Since New Jersey in the 1940s and 1950s was in the midst of a political and demographic cyclone, the key question about Cohen's homeowners has to be the same one Richard Hofstadter asked about Populist farmers in his magisterial Age of Reform: whether they were unreasonable because they were vulnerable or vulnerable because they were unreasonable.
Cohen is to be faulted for assuming the latter. She refers to the activity of school boards and planning boards and local taxation authorities as "localism," even picking up Robert Wood's description of a "cult of localism." Localism, she notes condescendingly, "has a long history in the United States"—as if she were discussing some rustic curiosity like dandelion wine or clog-dancing or scrimshaw, and not the constitutional pith of our existence as a free people.
Cohen is good at picking instances in which localism has been used to dodge, not impose, political accountability. Look at her account of how mall-building interacted with provision of public services in Paramus and Bergen. A community can build stores that suck customers away from other communities, pocketing tax revenues for itself while drying it up elsewhere, while proclaiming that paying for the traffic problems the mall creates is someone else's business. And even in abstract terms, we can see the strength of her idea of the marketplace as an alternative political space.

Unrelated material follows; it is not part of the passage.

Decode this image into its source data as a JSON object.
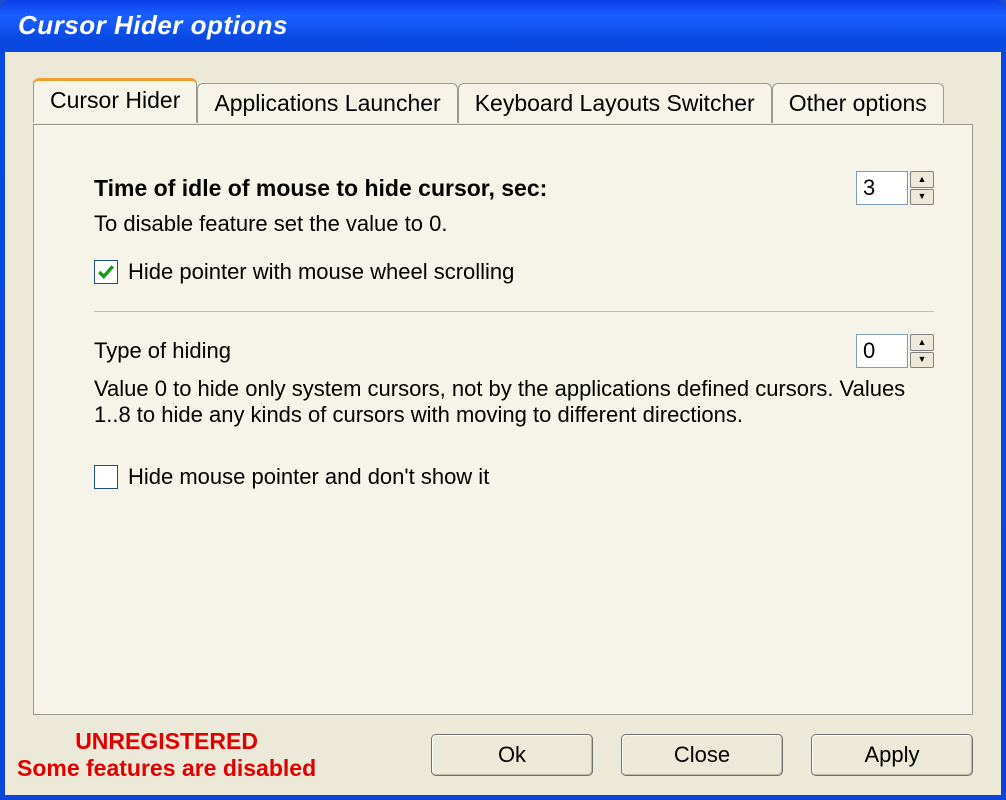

Capitalist models assume that people never operate in a market collectively, and they never operate in it consciously—i.e., to game it or to reform it.

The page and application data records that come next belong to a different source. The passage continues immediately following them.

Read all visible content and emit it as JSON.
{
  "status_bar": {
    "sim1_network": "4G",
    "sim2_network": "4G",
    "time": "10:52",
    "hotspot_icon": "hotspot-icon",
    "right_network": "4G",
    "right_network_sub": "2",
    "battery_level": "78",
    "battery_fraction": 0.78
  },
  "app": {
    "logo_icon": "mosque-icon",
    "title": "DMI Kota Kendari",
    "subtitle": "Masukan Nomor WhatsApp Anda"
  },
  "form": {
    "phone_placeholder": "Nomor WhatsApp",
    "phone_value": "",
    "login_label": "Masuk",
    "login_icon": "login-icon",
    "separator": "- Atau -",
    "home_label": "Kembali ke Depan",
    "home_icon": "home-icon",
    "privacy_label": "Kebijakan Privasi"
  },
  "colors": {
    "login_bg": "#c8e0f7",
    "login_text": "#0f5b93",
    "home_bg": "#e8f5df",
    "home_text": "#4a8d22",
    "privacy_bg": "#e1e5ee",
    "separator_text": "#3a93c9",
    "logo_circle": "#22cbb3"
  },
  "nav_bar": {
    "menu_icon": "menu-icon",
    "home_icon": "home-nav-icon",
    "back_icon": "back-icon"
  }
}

But to start using the marketplace for politics is the surest way to enter what you have called a "vicious circle." You asked yesterday what I thought the conservative view of the GI Bill's family-orientation was. If you were asking whether the "conservative" support of the untrammeled free market is at odds with much of its "values" agenda, I'd say definitely yes. (In fact, I wrote a column to that effect in the Financial Times this morning.)

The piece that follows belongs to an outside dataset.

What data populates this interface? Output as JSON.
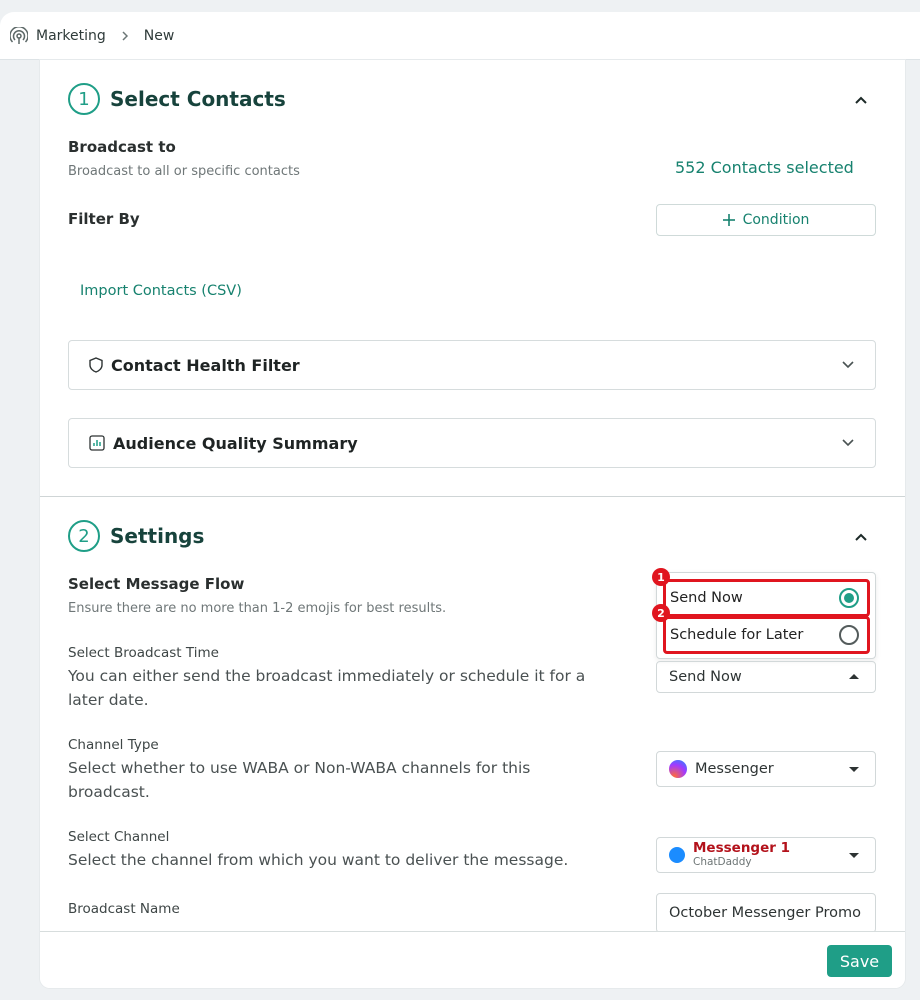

But I tend to think that hard-line supply-side free-market thinking is more a fad than a necessary constituent part of the conservative agenda. We've been subjected to a lot of George Gilder-style talk over the last quarter-century about "unleashing" this and "liberating" that and "freeing" the overburdened entrepreneur. Such economics probably can't be imposed on Really Existing Capitalism without catastrophic fallout, and the number of rank-and-file conservatives who believe it can is dwindling toward nil. The great argument in favor of not mucking about with the marketplace—and this can be a linchpin of conservative politics—is that such forbearance insulates us against the kind of unintended consequences that are visible all over New Jersey.
(And, having said that, I cannot close without adding that New Jersey has always been one of my very favorite states in the union. It is rich, it is pretty, it consistently produces interesting, elegant, and well-educated people, and the high level of local control in its political institutions strikes me as more boon than bane. It is clearly doing something right.)
It's been a pleasure.
Christopher Caldwell is a senior editor at the Weekly Standard. His book Reflections on the Revolution in Europe: Immigration, Islam and the West will be published in the United States in July.